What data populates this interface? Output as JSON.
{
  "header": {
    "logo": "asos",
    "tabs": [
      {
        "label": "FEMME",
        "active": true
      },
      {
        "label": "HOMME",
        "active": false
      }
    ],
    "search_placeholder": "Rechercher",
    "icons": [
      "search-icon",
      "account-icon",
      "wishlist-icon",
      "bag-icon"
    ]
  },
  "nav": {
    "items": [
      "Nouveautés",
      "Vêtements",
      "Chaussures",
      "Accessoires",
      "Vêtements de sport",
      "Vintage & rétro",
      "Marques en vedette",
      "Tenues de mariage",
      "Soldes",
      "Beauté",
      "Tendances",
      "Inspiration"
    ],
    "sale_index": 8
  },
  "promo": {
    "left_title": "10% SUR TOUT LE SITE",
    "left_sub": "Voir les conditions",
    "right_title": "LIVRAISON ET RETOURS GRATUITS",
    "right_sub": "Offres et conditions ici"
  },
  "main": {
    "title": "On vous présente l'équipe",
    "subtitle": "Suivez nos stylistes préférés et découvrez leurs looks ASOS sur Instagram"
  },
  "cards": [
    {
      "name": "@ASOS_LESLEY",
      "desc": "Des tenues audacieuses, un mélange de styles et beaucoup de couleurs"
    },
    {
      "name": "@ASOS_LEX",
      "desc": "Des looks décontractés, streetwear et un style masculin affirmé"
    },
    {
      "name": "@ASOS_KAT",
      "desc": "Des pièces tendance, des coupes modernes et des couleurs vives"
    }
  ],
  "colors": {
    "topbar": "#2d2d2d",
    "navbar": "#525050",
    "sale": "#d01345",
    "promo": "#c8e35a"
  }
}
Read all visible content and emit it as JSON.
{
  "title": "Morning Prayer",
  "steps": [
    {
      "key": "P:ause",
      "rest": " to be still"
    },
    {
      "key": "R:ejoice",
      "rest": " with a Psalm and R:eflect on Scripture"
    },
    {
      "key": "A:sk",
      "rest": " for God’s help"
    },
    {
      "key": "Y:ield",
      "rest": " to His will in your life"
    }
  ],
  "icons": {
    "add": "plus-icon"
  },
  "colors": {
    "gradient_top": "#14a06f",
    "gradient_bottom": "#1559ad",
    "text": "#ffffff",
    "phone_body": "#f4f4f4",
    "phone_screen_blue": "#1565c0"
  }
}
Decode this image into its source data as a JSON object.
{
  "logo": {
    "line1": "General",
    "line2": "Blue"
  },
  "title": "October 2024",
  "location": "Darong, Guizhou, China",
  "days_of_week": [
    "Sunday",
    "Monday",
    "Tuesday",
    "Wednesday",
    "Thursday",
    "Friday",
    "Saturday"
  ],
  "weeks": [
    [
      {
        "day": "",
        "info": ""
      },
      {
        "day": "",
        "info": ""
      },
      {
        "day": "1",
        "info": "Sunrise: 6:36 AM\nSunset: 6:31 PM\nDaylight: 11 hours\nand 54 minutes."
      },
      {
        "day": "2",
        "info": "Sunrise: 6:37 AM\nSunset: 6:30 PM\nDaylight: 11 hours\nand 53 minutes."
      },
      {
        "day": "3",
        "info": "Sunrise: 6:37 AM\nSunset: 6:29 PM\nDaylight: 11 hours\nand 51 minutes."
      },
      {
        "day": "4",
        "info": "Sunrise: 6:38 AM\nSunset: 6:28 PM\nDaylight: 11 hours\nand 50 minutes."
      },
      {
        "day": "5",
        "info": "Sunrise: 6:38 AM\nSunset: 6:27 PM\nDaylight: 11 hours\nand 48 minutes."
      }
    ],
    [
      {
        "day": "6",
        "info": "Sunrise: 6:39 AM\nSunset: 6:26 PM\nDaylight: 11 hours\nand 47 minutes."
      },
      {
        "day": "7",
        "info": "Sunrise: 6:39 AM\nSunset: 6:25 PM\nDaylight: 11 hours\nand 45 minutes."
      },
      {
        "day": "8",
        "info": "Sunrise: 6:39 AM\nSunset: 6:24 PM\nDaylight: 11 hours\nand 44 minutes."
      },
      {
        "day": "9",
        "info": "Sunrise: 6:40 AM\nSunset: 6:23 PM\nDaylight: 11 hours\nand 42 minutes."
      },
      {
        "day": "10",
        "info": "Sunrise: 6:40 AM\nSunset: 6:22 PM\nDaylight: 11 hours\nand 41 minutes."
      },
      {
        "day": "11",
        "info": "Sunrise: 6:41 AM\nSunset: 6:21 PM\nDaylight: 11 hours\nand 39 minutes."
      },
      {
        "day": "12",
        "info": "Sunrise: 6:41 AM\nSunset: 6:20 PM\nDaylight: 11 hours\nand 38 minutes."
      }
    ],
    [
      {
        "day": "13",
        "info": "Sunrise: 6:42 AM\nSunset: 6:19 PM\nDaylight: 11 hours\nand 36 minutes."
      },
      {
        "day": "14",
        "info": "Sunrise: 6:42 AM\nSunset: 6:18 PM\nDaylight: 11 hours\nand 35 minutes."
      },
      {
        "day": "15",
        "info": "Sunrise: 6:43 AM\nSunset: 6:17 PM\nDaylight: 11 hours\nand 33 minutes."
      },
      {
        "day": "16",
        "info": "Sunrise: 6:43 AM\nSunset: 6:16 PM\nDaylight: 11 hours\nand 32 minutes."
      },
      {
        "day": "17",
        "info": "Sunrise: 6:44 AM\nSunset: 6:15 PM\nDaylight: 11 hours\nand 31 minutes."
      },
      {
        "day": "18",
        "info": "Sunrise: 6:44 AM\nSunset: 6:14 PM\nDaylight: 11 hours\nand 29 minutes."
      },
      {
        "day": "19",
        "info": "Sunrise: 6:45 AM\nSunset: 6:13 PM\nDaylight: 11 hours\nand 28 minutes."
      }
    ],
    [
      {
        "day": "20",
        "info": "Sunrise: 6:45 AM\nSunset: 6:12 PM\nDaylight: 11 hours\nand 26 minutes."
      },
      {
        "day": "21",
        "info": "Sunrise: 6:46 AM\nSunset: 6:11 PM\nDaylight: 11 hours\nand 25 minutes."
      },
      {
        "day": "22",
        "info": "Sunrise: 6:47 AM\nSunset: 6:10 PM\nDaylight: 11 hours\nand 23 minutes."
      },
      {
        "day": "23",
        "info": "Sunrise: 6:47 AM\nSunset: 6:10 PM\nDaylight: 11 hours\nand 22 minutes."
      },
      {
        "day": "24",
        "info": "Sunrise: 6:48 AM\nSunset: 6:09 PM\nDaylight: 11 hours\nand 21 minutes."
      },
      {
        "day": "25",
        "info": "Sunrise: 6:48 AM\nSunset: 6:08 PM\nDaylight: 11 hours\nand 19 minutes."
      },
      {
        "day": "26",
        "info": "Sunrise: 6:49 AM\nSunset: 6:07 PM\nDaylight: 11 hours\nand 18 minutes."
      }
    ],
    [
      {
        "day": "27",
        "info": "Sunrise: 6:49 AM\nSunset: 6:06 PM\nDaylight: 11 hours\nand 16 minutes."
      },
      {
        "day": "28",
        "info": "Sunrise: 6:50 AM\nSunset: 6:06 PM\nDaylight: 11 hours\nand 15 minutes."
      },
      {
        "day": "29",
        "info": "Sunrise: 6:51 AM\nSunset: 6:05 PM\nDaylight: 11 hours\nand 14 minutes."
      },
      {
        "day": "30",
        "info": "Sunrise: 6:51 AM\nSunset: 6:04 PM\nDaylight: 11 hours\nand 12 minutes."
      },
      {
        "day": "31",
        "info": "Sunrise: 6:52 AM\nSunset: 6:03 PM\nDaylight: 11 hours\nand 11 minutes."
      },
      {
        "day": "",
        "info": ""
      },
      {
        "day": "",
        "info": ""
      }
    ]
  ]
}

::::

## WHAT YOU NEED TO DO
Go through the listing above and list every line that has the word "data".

## RESPONSE TO THE EXERCISE
What data populates this interface? Output as JSON.
Decode this image into its source data as a JSON object.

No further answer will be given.